§ **Required action**: Which lines in the records below contain the word "this"? Copy each of them.

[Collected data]
---
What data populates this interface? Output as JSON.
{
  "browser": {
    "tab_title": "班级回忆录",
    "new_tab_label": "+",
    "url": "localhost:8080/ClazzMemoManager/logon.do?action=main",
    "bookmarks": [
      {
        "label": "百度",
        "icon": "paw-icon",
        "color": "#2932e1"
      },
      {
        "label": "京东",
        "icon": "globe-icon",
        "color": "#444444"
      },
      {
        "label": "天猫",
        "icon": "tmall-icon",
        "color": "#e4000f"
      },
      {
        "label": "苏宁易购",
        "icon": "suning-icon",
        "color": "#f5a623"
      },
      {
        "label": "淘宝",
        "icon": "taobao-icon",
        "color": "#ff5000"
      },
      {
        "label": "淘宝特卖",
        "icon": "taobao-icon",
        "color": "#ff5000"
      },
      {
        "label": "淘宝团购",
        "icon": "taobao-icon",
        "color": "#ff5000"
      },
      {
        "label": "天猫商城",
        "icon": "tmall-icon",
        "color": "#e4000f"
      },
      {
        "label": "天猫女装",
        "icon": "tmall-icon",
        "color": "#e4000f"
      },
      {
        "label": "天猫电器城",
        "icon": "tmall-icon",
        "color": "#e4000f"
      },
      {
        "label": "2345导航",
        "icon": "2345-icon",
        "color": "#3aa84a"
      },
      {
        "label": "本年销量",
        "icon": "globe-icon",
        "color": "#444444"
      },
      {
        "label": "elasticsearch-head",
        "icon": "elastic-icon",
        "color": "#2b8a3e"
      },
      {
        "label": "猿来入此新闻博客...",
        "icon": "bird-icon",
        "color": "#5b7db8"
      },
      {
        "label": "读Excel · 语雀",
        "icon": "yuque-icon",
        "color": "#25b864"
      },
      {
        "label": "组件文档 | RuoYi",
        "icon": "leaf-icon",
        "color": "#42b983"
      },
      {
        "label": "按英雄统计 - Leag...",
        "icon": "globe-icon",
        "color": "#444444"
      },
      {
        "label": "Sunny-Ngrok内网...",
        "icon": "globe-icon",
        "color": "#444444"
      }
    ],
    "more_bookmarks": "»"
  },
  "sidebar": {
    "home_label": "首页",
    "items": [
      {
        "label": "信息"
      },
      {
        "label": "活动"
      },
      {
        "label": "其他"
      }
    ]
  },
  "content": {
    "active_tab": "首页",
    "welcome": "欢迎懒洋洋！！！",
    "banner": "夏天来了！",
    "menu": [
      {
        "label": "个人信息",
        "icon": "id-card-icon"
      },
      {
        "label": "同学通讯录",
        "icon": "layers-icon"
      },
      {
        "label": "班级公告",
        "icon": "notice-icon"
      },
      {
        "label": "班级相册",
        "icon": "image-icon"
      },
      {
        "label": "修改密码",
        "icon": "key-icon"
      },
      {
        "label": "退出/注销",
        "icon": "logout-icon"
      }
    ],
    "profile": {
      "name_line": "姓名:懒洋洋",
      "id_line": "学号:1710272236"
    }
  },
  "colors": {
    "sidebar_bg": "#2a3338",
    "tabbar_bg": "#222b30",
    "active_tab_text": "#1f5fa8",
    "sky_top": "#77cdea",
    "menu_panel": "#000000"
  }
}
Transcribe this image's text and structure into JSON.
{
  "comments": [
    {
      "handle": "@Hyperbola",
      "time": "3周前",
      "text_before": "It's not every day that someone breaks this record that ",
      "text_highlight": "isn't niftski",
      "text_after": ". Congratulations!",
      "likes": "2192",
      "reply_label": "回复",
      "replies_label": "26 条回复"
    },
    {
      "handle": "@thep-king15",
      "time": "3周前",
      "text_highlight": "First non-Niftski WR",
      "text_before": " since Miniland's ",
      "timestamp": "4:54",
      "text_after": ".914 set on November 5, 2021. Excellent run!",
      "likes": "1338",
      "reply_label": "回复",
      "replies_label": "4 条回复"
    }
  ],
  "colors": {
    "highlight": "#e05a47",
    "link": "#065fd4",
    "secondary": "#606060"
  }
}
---
§ **Answer space**:
What data populates this interface? Output as JSON.
Transcribe this image's text and structure into JSON.
      "text_before": "It's not every day that someone breaks this record that ",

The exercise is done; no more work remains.